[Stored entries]
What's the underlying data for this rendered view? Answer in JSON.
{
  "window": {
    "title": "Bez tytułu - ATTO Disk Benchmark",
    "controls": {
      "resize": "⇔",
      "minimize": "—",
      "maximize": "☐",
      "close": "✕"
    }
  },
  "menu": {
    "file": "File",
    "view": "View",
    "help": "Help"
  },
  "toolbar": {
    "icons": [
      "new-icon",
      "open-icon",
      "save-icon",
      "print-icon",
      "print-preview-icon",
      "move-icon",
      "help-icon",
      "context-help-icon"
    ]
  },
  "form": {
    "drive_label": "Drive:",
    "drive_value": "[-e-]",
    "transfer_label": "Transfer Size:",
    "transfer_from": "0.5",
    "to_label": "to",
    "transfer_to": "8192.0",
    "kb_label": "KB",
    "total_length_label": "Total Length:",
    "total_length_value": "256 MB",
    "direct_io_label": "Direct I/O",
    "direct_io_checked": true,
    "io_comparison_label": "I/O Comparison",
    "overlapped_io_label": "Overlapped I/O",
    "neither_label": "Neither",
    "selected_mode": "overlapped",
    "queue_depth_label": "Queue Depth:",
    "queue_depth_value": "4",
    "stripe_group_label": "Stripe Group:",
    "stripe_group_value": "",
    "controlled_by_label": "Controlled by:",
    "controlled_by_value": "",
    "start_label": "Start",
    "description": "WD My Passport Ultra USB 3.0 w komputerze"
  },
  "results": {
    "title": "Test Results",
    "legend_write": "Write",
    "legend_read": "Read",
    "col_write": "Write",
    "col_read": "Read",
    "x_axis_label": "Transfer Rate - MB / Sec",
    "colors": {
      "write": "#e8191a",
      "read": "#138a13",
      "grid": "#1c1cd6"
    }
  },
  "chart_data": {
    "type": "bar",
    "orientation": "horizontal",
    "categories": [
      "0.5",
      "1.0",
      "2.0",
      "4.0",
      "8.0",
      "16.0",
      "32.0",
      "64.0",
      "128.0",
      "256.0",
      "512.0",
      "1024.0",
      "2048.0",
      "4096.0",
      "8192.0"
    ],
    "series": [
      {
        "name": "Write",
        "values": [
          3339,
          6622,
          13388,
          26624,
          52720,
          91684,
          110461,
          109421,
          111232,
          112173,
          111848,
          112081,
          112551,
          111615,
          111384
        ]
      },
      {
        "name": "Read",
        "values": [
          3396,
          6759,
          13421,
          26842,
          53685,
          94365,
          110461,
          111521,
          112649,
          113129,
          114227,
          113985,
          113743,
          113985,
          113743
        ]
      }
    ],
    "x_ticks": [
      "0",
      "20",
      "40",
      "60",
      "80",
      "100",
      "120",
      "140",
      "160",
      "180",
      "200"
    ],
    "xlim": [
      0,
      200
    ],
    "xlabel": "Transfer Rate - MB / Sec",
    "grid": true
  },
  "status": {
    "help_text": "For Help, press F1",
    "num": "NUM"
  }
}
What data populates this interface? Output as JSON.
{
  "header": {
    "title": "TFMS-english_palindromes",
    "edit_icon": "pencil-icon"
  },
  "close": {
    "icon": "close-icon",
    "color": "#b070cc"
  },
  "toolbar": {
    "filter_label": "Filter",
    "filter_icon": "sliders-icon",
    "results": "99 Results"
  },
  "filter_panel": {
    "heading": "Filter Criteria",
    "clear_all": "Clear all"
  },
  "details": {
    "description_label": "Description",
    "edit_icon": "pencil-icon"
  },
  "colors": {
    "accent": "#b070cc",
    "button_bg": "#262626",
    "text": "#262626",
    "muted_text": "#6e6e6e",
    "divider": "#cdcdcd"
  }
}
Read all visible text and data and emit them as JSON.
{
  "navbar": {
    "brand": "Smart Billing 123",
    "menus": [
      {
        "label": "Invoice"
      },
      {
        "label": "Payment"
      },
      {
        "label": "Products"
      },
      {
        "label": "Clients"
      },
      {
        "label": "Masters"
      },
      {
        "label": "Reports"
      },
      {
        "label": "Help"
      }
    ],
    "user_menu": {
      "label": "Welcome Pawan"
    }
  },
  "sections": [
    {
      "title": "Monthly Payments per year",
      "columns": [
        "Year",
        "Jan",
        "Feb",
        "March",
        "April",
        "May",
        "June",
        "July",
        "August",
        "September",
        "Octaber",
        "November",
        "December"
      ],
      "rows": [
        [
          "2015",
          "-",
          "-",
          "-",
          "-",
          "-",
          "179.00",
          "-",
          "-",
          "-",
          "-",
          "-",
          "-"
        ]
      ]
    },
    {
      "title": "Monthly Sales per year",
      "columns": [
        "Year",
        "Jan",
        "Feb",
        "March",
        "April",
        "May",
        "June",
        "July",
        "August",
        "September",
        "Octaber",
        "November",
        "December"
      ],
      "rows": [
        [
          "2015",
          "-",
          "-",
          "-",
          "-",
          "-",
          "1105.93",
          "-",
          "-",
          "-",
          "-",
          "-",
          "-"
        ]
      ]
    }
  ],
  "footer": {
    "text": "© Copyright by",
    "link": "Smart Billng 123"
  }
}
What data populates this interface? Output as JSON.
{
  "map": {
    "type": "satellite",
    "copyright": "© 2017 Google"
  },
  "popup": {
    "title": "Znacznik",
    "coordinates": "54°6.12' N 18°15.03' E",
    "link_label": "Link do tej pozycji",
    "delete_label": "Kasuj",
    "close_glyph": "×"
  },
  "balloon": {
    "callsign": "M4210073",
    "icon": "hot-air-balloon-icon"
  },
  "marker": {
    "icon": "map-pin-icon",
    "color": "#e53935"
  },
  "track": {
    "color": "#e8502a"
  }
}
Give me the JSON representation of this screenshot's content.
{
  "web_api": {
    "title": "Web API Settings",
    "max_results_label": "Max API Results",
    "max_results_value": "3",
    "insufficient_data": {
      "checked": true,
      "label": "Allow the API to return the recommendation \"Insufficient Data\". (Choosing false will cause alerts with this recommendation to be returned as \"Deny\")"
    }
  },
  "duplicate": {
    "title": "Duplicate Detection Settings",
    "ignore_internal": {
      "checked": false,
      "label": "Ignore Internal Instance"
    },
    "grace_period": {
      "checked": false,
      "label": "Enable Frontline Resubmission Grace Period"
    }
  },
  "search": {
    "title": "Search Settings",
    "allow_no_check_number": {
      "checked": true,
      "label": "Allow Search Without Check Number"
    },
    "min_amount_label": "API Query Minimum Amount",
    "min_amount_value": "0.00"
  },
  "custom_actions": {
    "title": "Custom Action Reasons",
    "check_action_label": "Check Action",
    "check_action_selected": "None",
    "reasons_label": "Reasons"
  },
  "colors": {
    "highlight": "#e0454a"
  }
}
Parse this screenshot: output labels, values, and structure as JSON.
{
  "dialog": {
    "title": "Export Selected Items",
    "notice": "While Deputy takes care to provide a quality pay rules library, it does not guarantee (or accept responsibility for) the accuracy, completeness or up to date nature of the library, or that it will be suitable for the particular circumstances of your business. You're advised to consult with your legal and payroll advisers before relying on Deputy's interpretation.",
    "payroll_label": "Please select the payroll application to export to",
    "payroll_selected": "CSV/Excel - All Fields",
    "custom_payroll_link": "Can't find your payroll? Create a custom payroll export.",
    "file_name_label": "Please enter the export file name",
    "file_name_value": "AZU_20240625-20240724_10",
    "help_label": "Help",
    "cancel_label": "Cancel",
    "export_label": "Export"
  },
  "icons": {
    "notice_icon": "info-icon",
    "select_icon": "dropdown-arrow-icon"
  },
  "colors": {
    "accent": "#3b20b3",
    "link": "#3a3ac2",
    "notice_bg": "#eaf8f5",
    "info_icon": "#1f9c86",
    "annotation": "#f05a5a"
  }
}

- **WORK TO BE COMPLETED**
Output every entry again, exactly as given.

- **SOLVED PROBLEM**
What's the underlying data for this rendered view? Answer in JSON.
{
  "window": {
    "title": "Bez tytułu - ATTO Disk Benchmark",
    "controls": {
      "resize": "⇔",
      "minimize": "—",
      "maximize": "☐",
      "close": "✕"
    }
  },
  "menu": {
    "file": "File",
    "view": "View",
    "help": "Help"
  },
  "toolbar": {
    "icons": [
      "new-icon",
      "open-icon",
      "save-icon",
      "print-icon",
      "print-preview-icon",
      "move-icon",
      "help-icon",
      "context-help-icon"
    ]
  },
  "form": {
    "drive_label": "Drive:",
    "drive_value": "[-e-]",
    "transfer_label": "Transfer Size:",
    "transfer_from": "0.5",
    "to_label": "to",
    "transfer_to": "8192.0",
    "kb_label": "KB",
    "total_length_label": "Total Length:",
    "total_length_value": "256 MB",
    "direct_io_label": "Direct I/O",
    "direct_io_checked": true,
    "io_comparison_label": "I/O Comparison",
    "overlapped_io_label": "Overlapped I/O",
    "neither_label": "Neither",
    "selected_mode": "overlapped",
    "queue_depth_label": "Queue Depth:",
    "queue_depth_value": "4",
    "stripe_group_label": "Stripe Group:",
    "stripe_group_value": "",
    "controlled_by_label": "Controlled by:",
    "controlled_by_value": "",
    "start_label": "Start",
    "description": "WD My Passport Ultra USB 3.0 w komputerze"
  },
  "results": {
    "title": "Test Results",
    "legend_write": "Write",
    "legend_read": "Read",
    "col_write": "Write",
    "col_read": "Read",
    "x_axis_label": "Transfer Rate - MB / Sec",
    "colors": {
      "write": "#e8191a",
      "read": "#138a13",
      "grid": "#1c1cd6"
    }
  },
  "chart_data": {
    "type": "bar",
    "orientation": "horizontal",
    "categories": [
      "0.5",
      "1.0",
      "2.0",
      "4.0",
      "8.0",
      "16.0",
      "32.0",
      "64.0",
      "128.0",
      "256.0",
      "512.0",
      "1024.0",
      "2048.0",
      "4096.0",
      "8192.0"
    ],
    "series": [
      {
        "name": "Write",
        "values": [
          3339,
          6622,
          13388,
          26624,
          52720,
          91684,
          110461,
          109421,
          111232,
          112173,
          111848,
          112081,
          112551,
          111615,
          111384
        ]
      },
      {
        "name": "Read",
        "values": [
          3396,
          6759,
          13421,
          26842,
          53685,
          94365,
          110461,
          111521,
          112649,
          113129,
          114227,
          113985,
          113743,
          113985,
          113743
        ]
      }
    ],
    "x_ticks": [
      "0",
      "20",
      "40",
      "60",
      "80",
      "100",
      "120",
      "140",
      "160",
      "180",
      "200"
    ],
    "xlim": [
      0,
      200
    ],
    "xlabel": "Transfer Rate - MB / Sec",
    "grid": true
  },
  "status": {
    "help_text": "For Help, press F1",
    "num": "NUM"
  }
}
What data populates this interface? Output as JSON.
{
  "header": {
    "title": "TFMS-english_palindromes",
    "edit_icon": "pencil-icon"
  },
  "close": {
    "icon": "close-icon",
    "color": "#b070cc"
  },
  "toolbar": {
    "filter_label": "Filter",
    "filter_icon": "sliders-icon",
    "results": "99 Results"
  },
  "filter_panel": {
    "heading": "Filter Criteria",
    "clear_all": "Clear all"
  },
  "details": {
    "description_label": "Description",
    "edit_icon": "pencil-icon"
  },
  "colors": {
    "accent": "#b070cc",
    "button_bg": "#262626",
    "text": "#262626",
    "muted_text": "#6e6e6e",
    "divider": "#cdcdcd"
  }
}
Read all visible text and data and emit them as JSON.
{
  "navbar": {
    "brand": "Smart Billing 123",
    "menus": [
      {
        "label": "Invoice"
      },
      {
        "label": "Payment"
      },
      {
        "label": "Products"
      },
      {
        "label": "Clients"
      },
      {
        "label": "Masters"
      },
      {
        "label": "Reports"
      },
      {
        "label": "Help"
      }
    ],
    "user_menu": {
      "label": "Welcome Pawan"
    }
  },
  "sections": [
    {
      "title": "Monthly Payments per year",
      "columns": [
        "Year",
        "Jan",
        "Feb",
        "March",
        "April",
        "May",
        "June",
        "July",
        "August",
        "September",
        "Octaber",
        "November",
        "December"
      ],
      "rows": [
        [
          "2015",
          "-",
          "-",
          "-",
          "-",
          "-",
          "179.00",
          "-",
          "-",
          "-",
          "-",
          "-",
          "-"
        ]
      ]
    },
    {
      "title": "Monthly Sales per year",
      "columns": [
        "Year",
        "Jan",
        "Feb",
        "March",
        "April",
        "May",
        "June",
        "July",
        "August",
        "September",
        "Octaber",
        "November",
        "December"
      ],
      "rows": [
        [
          "2015",
          "-",
          "-",
          "-",
          "-",
          "-",
          "1105.93",
          "-",
          "-",
          "-",
          "-",
          "-",
          "-"
        ]
      ]
    }
  ],
  "footer": {
    "text": "© Copyright by",
    "link": "Smart Billng 123"
  }
}
What data populates this interface? Output as JSON.
{
  "map": {
    "type": "satellite",
    "copyright": "© 2017 Google"
  },
  "popup": {
    "title": "Znacznik",
    "coordinates": "54°6.12' N 18°15.03' E",
    "link_label": "Link do tej pozycji",
    "delete_label": "Kasuj",
    "close_glyph": "×"
  },
  "balloon": {
    "callsign": "M4210073",
    "icon": "hot-air-balloon-icon"
  },
  "marker": {
    "icon": "map-pin-icon",
    "color": "#e53935"
  },
  "track": {
    "color": "#e8502a"
  }
}
Give me the JSON representation of this screenshot's content.
{
  "web_api": {
    "title": "Web API Settings",
    "max_results_label": "Max API Results",
    "max_results_value": "3",
    "insufficient_data": {
      "checked": true,
      "label": "Allow the API to return the recommendation \"Insufficient Data\". (Choosing false will cause alerts with this recommendation to be returned as \"Deny\")"
    }
  },
  "duplicate": {
    "title": "Duplicate Detection Settings",
    "ignore_internal": {
      "checked": false,
      "label": "Ignore Internal Instance"
    },
    "grace_period": {
      "checked": false,
      "label": "Enable Frontline Resubmission Grace Period"
    }
  },
  "search": {
    "title": "Search Settings",
    "allow_no_check_number": {
      "checked": true,
      "label": "Allow Search Without Check Number"
    },
    "min_amount_label": "API Query Minimum Amount",
    "min_amount_value": "0.00"
  },
  "custom_actions": {
    "title": "Custom Action Reasons",
    "check_action_label": "Check Action",
    "check_action_selected": "None",
    "reasons_label": "Reasons"
  },
  "colors": {
    "highlight": "#e0454a"
  }
}
Parse this screenshot: output labels, values, and structure as JSON.
{
  "dialog": {
    "title": "Export Selected Items",
    "notice": "While Deputy takes care to provide a quality pay rules library, it does not guarantee (or accept responsibility for) the accuracy, completeness or up to date nature of the library, or that it will be suitable for the particular circumstances of your business. You're advised to consult with your legal and payroll advisers before relying on Deputy's interpretation.",
    "payroll_label": "Please select the payroll application to export to",
    "payroll_selected": "CSV/Excel - All Fields",
    "custom_payroll_link": "Can't find your payroll? Create a custom payroll export.",
    "file_name_label": "Please enter the export file name",
    "file_name_value": "AZU_20240625-20240724_10",
    "help_label": "Help",
    "cancel_label": "Cancel",
    "export_label": "Export"
  },
  "icons": {
    "notice_icon": "info-icon",
    "select_icon": "dropdown-arrow-icon"
  },
  "colors": {
    "accent": "#3b20b3",
    "link": "#3a3ac2",
    "notice_bg": "#eaf8f5",
    "info_icon": "#1f9c86",
    "annotation": "#f05a5a"
  }
}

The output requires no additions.